**Your instructions**
Begin with the line containing "Decode this image" and end with the last line of the data below; return those lines exactly, and only those.

**Data for analysis**
#####
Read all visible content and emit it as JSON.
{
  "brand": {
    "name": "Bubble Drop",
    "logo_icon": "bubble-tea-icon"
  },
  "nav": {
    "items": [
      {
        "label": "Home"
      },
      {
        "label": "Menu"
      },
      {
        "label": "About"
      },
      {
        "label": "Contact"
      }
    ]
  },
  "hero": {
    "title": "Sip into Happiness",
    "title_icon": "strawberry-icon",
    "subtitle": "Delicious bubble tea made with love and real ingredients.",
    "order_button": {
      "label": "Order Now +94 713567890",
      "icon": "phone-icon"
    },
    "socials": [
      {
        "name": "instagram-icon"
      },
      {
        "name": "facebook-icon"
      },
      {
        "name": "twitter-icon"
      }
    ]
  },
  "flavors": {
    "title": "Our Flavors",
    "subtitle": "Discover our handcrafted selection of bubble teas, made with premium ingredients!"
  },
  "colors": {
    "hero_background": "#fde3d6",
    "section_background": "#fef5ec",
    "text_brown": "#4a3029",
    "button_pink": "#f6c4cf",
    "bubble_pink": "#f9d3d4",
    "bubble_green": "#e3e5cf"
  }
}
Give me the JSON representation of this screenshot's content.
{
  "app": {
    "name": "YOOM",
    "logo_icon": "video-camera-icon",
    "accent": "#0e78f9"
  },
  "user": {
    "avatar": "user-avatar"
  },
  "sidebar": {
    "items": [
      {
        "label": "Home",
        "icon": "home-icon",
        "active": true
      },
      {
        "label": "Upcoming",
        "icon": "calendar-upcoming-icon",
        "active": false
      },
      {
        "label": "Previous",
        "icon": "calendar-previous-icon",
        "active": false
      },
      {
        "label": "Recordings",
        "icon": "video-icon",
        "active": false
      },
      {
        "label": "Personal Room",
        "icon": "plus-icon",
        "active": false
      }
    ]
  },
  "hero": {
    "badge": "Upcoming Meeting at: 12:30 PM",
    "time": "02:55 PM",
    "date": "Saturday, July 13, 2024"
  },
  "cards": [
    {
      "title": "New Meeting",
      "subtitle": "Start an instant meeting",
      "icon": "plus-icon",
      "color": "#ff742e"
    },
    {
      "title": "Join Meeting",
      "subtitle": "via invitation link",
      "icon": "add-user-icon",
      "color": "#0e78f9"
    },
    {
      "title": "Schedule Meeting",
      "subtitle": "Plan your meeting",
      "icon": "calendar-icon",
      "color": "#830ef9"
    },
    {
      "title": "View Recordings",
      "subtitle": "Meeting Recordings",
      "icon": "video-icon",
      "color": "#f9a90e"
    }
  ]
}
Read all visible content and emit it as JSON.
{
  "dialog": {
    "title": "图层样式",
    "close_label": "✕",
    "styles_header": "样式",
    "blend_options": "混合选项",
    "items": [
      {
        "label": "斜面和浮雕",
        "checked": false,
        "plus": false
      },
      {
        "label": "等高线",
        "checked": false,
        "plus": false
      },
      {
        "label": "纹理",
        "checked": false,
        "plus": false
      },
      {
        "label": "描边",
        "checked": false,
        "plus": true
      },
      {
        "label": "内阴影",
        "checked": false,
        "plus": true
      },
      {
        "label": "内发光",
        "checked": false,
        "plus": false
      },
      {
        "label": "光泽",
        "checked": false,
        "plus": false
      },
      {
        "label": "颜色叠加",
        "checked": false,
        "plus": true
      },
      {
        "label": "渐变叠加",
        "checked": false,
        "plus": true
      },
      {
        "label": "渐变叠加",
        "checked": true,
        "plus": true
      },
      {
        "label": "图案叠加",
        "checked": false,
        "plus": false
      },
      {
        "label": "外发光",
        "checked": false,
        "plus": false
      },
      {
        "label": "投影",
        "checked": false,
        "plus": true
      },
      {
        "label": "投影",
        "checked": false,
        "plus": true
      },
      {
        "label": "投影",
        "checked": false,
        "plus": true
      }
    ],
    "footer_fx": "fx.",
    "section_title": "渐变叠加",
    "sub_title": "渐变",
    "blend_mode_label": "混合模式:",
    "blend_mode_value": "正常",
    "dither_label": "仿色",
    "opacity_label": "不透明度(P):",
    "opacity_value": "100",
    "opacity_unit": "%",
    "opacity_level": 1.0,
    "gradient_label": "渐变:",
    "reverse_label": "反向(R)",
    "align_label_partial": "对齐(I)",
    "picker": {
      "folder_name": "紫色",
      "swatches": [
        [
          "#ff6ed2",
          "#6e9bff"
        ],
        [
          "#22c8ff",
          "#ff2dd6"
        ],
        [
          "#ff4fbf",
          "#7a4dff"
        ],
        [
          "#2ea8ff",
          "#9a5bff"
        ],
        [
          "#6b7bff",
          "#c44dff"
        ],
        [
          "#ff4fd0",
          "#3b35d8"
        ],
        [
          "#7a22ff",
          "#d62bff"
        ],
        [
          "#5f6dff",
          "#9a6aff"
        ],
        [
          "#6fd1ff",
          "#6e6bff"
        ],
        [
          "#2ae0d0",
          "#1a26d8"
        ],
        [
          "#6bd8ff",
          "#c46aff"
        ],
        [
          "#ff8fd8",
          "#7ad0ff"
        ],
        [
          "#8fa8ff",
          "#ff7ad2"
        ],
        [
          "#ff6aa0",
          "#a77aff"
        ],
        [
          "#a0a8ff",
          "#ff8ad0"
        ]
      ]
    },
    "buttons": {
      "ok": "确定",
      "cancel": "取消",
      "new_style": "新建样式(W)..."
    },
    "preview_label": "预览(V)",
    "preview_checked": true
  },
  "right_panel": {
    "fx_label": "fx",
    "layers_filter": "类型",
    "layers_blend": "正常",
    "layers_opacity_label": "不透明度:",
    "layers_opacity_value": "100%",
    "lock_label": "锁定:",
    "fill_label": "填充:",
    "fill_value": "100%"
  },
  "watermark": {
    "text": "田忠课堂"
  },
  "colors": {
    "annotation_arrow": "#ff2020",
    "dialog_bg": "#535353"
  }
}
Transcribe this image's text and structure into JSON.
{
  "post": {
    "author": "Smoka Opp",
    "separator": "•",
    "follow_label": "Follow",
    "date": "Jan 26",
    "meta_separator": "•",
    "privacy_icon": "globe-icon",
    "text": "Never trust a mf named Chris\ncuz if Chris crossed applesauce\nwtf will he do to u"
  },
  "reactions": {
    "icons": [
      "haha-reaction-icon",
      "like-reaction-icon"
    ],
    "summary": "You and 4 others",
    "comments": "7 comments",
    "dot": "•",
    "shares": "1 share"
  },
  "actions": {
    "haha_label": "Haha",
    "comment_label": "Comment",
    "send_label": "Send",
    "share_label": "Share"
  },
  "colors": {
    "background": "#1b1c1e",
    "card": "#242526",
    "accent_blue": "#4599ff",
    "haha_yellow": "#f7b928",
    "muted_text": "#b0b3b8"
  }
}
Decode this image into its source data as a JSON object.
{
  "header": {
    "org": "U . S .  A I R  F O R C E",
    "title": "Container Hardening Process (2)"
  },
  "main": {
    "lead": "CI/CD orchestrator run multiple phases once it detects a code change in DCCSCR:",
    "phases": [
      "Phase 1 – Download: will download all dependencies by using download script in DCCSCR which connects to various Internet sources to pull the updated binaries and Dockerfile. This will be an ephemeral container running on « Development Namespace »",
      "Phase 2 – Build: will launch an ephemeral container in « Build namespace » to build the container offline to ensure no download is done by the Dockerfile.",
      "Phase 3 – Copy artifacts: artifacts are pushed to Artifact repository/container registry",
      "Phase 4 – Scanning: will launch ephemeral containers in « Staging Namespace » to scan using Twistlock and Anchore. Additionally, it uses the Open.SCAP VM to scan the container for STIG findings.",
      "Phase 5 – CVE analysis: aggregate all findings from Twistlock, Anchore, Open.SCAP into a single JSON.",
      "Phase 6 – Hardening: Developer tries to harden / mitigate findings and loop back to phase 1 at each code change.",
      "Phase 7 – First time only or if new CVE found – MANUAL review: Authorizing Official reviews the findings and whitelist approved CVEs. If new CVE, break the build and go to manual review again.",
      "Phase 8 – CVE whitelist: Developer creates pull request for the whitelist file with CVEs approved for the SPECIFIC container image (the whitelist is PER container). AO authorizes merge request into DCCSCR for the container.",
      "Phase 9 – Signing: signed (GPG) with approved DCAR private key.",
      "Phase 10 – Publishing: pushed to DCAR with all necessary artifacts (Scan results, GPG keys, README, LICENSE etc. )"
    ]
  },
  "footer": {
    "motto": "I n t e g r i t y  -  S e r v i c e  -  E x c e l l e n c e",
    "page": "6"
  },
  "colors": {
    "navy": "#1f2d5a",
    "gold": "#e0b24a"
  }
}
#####
**Task solution**
Decode this image into its source data as a JSON object.
{
  "header": {
    "org": "U . S .  A I R  F O R C E",
    "title": "Container Hardening Process (2)"
  },
  "main": {
    "lead": "CI/CD orchestrator run multiple phases once it detects a code change in DCCSCR:",
    "phases": [
      "Phase 1 – Download: will download all dependencies by using download script in DCCSCR which connects to various Internet sources to pull the updated binaries and Dockerfile. This will be an ephemeral container running on « Development Namespace »",
      "Phase 2 – Build: will launch an ephemeral container in « Build namespace » to build the container offline to ensure no download is done by the Dockerfile.",
      "Phase 3 – Copy artifacts: artifacts are pushed to Artifact repository/container registry",
      "Phase 4 – Scanning: will launch ephemeral containers in « Staging Namespace » to scan using Twistlock and Anchore. Additionally, it uses the Open.SCAP VM to scan the container for STIG findings.",
      "Phase 5 – CVE analysis: aggregate all findings from Twistlock, Anchore, Open.SCAP into a single JSON.",
      "Phase 6 – Hardening: Developer tries to harden / mitigate findings and loop back to phase 1 at each code change.",
      "Phase 7 – First time only or if new CVE found – MANUAL review: Authorizing Official reviews the findings and whitelist approved CVEs. If new CVE, break the build and go to manual review again.",
      "Phase 8 – CVE whitelist: Developer creates pull request for the whitelist file with CVEs approved for the SPECIFIC container image (the whitelist is PER container). AO authorizes merge request into DCCSCR for the container.",
      "Phase 9 – Signing: signed (GPG) with approved DCAR private key.",
      "Phase 10 – Publishing: pushed to DCAR with all necessary artifacts (Scan results, GPG keys, README, LICENSE etc. )"
    ]
  },
  "footer": {
    "motto": "I n t e g r i t y  -  S e r v i c e  -  E x c e l l e n c e",
    "page": "6"
  },
  "colors": {
    "navy": "#1f2d5a",
    "gold": "#e0b24a"
  }
}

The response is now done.